Then there is the Arizona many Minnesotans know, a place to winter or retire, what I sometimes think of as Geezerville. We have friends in those very large communities of senior-only housing and RV parks, where one is never bothered by loud teen music or crying babies. For many, Arizona functions as a kindly elephants’ graveyard of golf courses and early-bird specials, where chilblained northerners go to enjoy themselves before the big chill sets in.
The Arizona we spent our time in on this trip was the Arizona of the bride and groom. It was mostly younger, more casual in its living arrangements, more urban, more ethnically diverse, more wild-haired and more tattooed. Many of this community make a living playing music or making art or writing. No doubt some of them have caused their parents a certain amount of worry.

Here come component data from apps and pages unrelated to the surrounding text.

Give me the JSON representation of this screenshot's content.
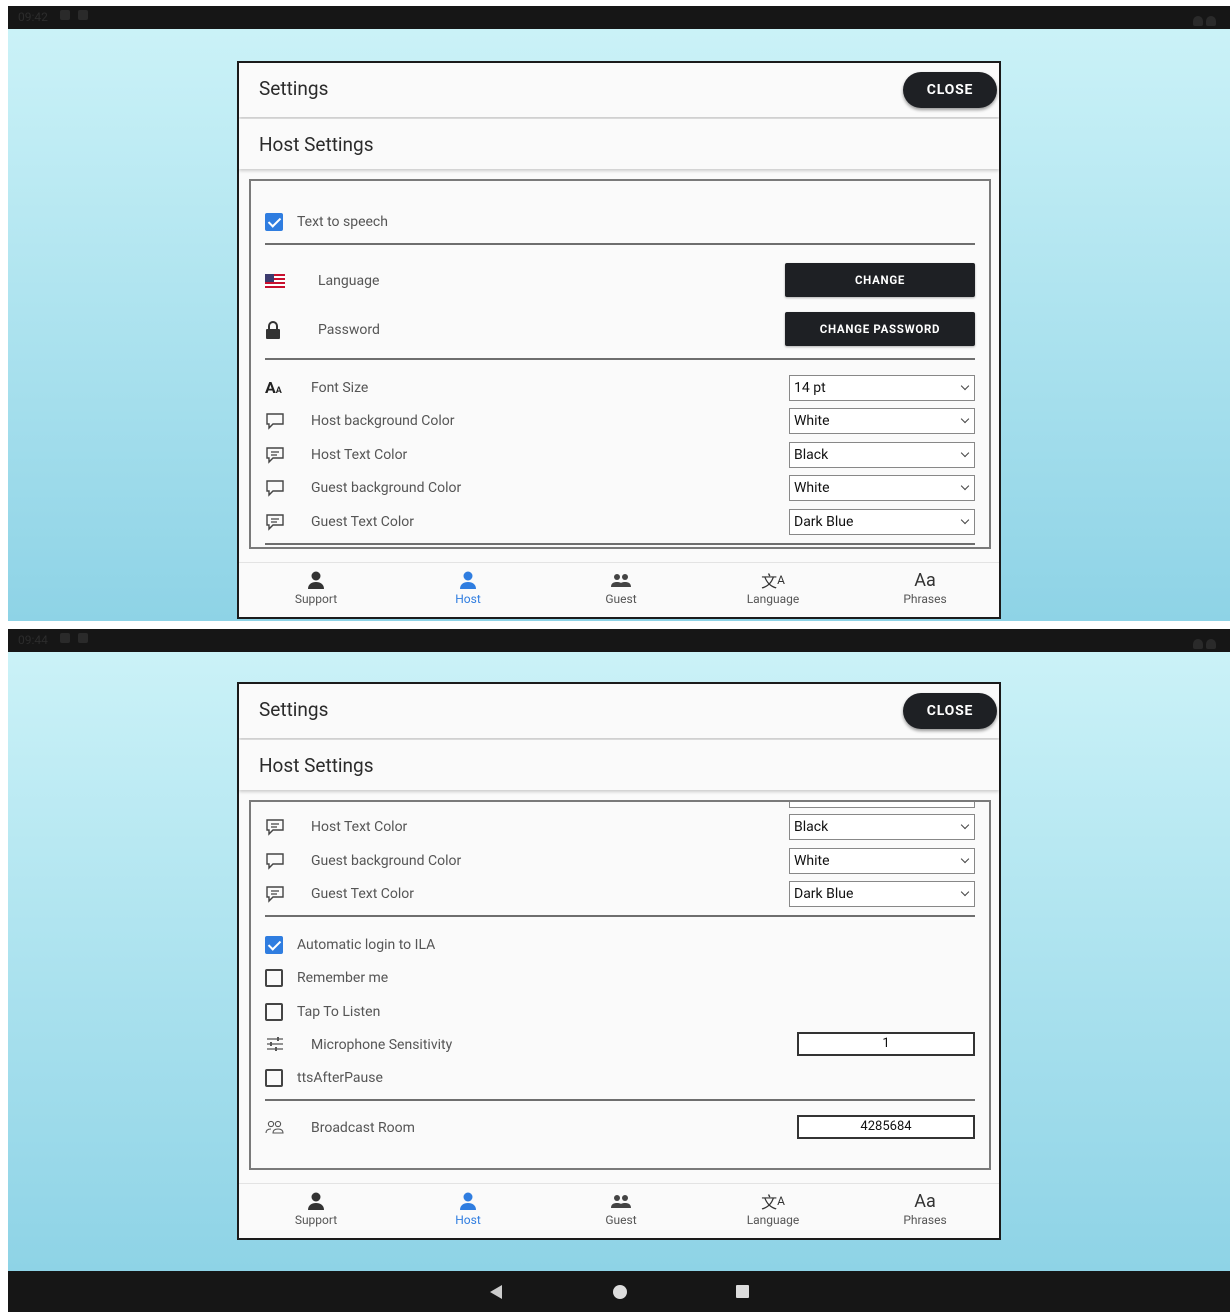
{
  "status": {
    "time1": "09:42",
    "time2": "09:44"
  },
  "header": {
    "title": "Settings",
    "close_label": "CLOSE"
  },
  "subheader": {
    "title": "Host Settings"
  },
  "screen1": {
    "tts_label": "Text to speech",
    "language_label": "Language",
    "change_label": "CHANGE",
    "password_label": "Password",
    "change_password_label": "CHANGE PASSWORD",
    "font_size_label": "Font Size",
    "font_size_value": "14 pt",
    "host_bg_label": "Host background Color",
    "host_bg_value": "White",
    "host_text_label": "Host Text Color",
    "host_text_value": "Black",
    "guest_bg_label": "Guest background Color",
    "guest_bg_value": "White",
    "guest_text_label": "Guest Text Color",
    "guest_text_value": "Dark Blue"
  },
  "screen2": {
    "host_text_label": "Host Text Color",
    "host_text_value": "Black",
    "guest_bg_label": "Guest background Color",
    "guest_bg_value": "White",
    "guest_text_label": "Guest Text Color",
    "guest_text_value": "Dark Blue",
    "auto_login_label": "Automatic login to ILA",
    "remember_label": "Remember me",
    "tap_listen_label": "Tap To Listen",
    "mic_label": "Microphone Sensitivity",
    "mic_value": "1",
    "tts_after_pause_label": "ttsAfterPause",
    "broadcast_label": "Broadcast Room",
    "broadcast_value": "4285684"
  },
  "tabs": [
    {
      "label": "Support",
      "icon": "person-icon"
    },
    {
      "label": "Host",
      "icon": "person-icon",
      "active": true
    },
    {
      "label": "Guest",
      "icon": "group-icon"
    },
    {
      "label": "Language",
      "icon": "translate-icon"
    },
    {
      "label": "Phrases",
      "icon": "text-aa-icon"
    }
  ],
  "colors": {
    "accent": "#2f7de0",
    "dark_button": "#1e2024"
  }
}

No doubt many up in Geezerville regard them and their ways with trepidation.
They have been kind to us. They are loyal to their friends.
Family and friends, we gather on a warm, bright morning in a beautiful park called Agua Caliente. The bride wears a purple gown which would do credit to a medieval court. Our grand-daughter Chloe, out of the experience of her five years, identifies it as a “princess dress.” The groom, in a frock coat, a cravat the color of the bridal gown, and a bowler hat, would pass for a 19th century plutocrat.
The vows of marriage were written by those who take them, and they are lovely.
Later, we eat tapas and paella at a Spanish restaurant, where we drink champagne and twirl our napkins and sing “Ole, ole, ole, ole.” In the evening it’s off to a reception at the historic Rialto Theater, five music groups with names like Greyhound Soul and Fourkiller Flats.
I dance with both my sons, with my daughter, with my new daughter-in-law. My daughter dances with my grand-daughter, while a friend of the groom in a fishing hat dances with Fluffy, her stuffed rabbit.
This wedding reception includes fire spinners, four women in spangled costumes who dance while spinning flaming torches close to their hair, their bosoms, their faces. Chloe immediately decides she wants to be a “fire girl” when she grows up.
The bride tosses her bouquet, and the girl who catches it hands it to Chloe.
The groom acts as M.C. throughout. Late in the evening, he and the bride dance onstage, and he sings backing vocals with Fourkiller Flats. But by that time the old folks are in bed.
Last month I wrote a column in which I suggested that the country was not about to collapse, and that we all needed to stop yelling at each other. I was immediately yelled at, verbally and online, by people who thought I was not nearly angry enough.
As we boarded our flight for home, we saw red-blooded American males obediently putting their change, keys, and shoes into the scanner tray. The partner was wearing cargo pants and a baseball cap. He was patted down and asked to remove his cap and show its insides to the screener.
“Looks like a hat,” the screener said.
I have watched as American men stood patiently while strangers ran scanning devices up the inseams of their pants, and wondered if those citizens were the same guys who talk about prying the guns from their cold, dead hands.
No doubt some of them are.
It may be that I am insufficently angry because I spend too much of my life with people who get along, even when they disagree. I can’t prove this makes for good politics, though I think it does; but it certainly makes for a happier domestic life. I hope and wish this condition of affairs for the bride and groom.
Maybe I’ll get yelled at for saying this, but, having seen husband and wife pledge themselves as equal partners, having seen young men make music and young women play with fire without getting singed, I believe in a good future for my grand-children.
We can all live together and have a good time, even if some of us don’t want to.